There’s a constant ’80s feel with Astoria, and Ramsay admits that the whole era inspired him, which he drew on for the album’s numerous interludes. “You need to take mood changes like going from ‘Dearly Departed,’ which is such a vulnerable song, and going from such a vulnerable, low moment and if that was an ’80s record, that’d be the end of side A,” he reasons. “So going into side B, we wanted to start with this upbeat, Jackson 5-sounding thing. It doesn’t sound good to play that one song and let it lead into the next, so I wanted to write a film score-sounding thing that felt like it could take you from low to hopeful, to do it instrumentally—which was a fun challenge, actually.
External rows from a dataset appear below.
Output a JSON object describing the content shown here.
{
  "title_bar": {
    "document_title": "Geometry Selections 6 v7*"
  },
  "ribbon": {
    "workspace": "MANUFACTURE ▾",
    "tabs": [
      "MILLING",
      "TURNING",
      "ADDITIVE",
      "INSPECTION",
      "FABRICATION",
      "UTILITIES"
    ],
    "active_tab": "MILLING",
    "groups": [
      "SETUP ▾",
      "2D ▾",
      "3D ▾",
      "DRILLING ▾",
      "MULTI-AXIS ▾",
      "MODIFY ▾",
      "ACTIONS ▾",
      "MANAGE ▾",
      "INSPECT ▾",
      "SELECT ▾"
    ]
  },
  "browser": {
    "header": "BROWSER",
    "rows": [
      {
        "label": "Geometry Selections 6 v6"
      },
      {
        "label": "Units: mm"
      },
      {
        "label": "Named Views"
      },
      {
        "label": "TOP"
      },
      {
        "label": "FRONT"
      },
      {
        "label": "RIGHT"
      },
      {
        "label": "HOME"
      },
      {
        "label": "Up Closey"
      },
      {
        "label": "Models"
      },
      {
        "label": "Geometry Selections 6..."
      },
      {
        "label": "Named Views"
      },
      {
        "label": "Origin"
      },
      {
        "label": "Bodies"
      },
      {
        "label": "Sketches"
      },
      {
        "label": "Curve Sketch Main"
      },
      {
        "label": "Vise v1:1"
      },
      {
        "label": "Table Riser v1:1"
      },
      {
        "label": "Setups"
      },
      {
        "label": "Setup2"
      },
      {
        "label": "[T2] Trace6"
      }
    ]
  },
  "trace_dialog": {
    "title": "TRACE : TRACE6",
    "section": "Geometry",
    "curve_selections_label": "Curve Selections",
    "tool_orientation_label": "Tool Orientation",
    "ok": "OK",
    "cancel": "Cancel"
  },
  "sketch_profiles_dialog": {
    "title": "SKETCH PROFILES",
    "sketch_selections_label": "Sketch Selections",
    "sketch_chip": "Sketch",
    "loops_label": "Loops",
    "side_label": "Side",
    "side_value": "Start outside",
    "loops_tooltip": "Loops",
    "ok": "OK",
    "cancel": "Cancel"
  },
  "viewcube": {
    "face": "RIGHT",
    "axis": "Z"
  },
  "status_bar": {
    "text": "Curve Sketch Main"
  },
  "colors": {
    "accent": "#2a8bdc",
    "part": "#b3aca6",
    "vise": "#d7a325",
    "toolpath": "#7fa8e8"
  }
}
But I tried to do those things where that I felt emotionally that it needed to be there.”
Marianas Trench has changed a lot since their Fix Me days where their sound was more rock than pop. Will the band continue down this more pop road or will they journey into something new? “I’m going to continue down whatever route my gut wants to go in songwriting,” Ramsay explains. “I don’t think you have a long career if you just try and keep redoing the same thing over and over again. Most artists with long careers were constantly reinventing, except for AC/DC, but that’s because they should never fucking change. They got in right the first time. Other than AC/DC, if you look at legacy artists who have a real dynasty of a career, like Madonna [who] is a great example of someone who reinvented themselves almost every album, her look, her music, the whole thing. I hope that’s what we’ll continue to do. In our way, I feel that we have reinvented with each record that we’ve done. I can’t tell you what the next one’s going to be like. I don’t know yet. I haven’t written it yet.”
Unless you follow Ramsay’s life outside of Marianas Trench, you may not know that he co-wrote Carly Rae Jepsen’s 2012 hit “Call Me Maybe.” This lead to some changes in his life including being nominated for a Grammy and being able to provide better care for his mother. “My mom is really sick,” he admits, “and ‘Call Me Maybe’ gave me the means to be able to make she can have whatever healthcare that she would possibly need and to be able to take care of my parents—that, to me, is the single most important thing that came out of that song.”
Since Ramsay is an experienced songwriter for not only Marianas Trench, but other pop artists, how would writing for one be different than writing for the other? “[When] you write a song for someone else, it’s not about what I want to say, [it’s] what that artist wants to say and how does that reflect what they want to do,” he explains. “So it doesn’t even matter if I like it. It matters that they like it. And that’s a really interesting challenge as a songwriter, because you want to have artistic integrity to it, but in a very different way. What I would view as cheesy and ridiculous, that artist may not view as cheesy and ridiculous. I really like the challenge of it, especially because you’re working outside of your comfort zone. You’re learning new tricks. It forces you to be a chameleon and then those are all songwriting skills that you can bring back to your own project. It’s fucking great. I love that.”